Ionic and osmotic components of salt stress specifically modulate net ion fluxes from bean leaf mesophyll
Shabala, SN, Ionic and osmotic components of salt stress specifically modulate net ion fluxes from bean leaf mesophyll, Plant, Cell and Environment, 23, (8) pp. 825-837. ISSN 0140-7791 (2000) [Refereed Article]

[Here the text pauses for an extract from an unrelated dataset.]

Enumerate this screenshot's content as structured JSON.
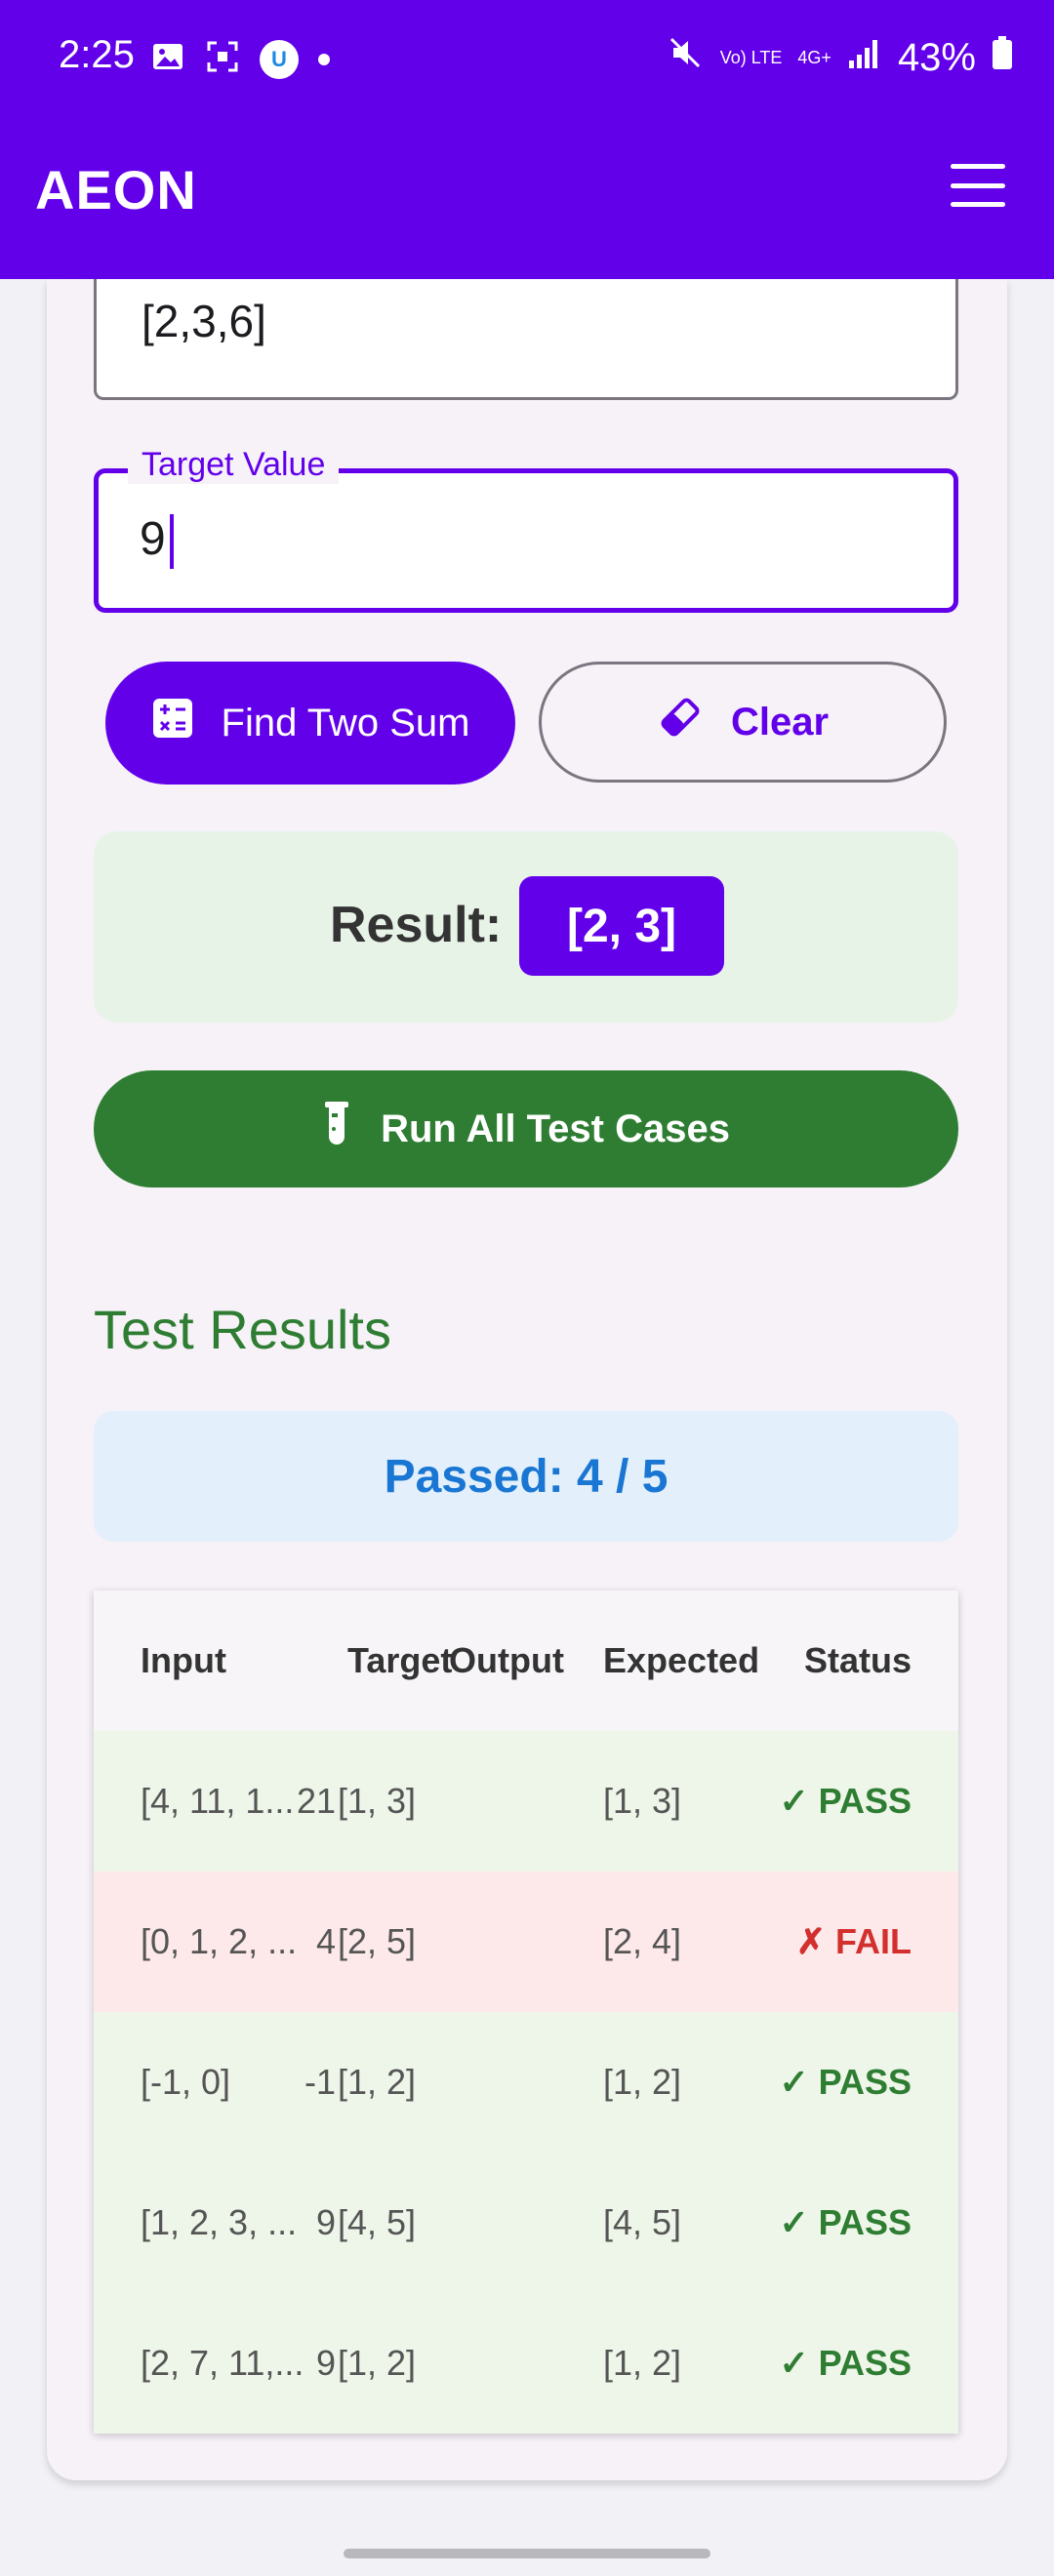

Ionic mechanisms of salt stress perception were investigated by non-invasive measurements of net H+, K+, Ca2+, Na+, and Cl- fluxes from leaf mesophyll of broad bean (Vicia faba L.) plants using vibrating ion-selective microelectrodes (the MIFE technique). Treatment with 90 mM NaCl led to a significant increase in the net K+ efflux and enhanced activity of the plasma membrane H+-pump. Both these events were effectively prevented by high (10 mM) Ca2+ concentrations in the bath. At the same time, no significant difference in the net Na+ flux has been found between low- and high-calcium treatments. It is likely that plasma membrane K+ and H+ transporters, but not the VIC channels, play the key role in the amelioration of negative salt effects by Ca2+ in the bean mesophyll. Experiments with isotonic mannitol application showed that cell ionic responses to hyperosmotic treatment are highly stress-specific. The most striking difference in response was shown by K+ fluxes, which varied from an increased net K+ efflux (NaCl treatment) to a net K+ influx (mannitol treatment). It is concluded that different ionic mechanisms are involved in the perception of the 'ionic' and 'osmotic' components of salt stress.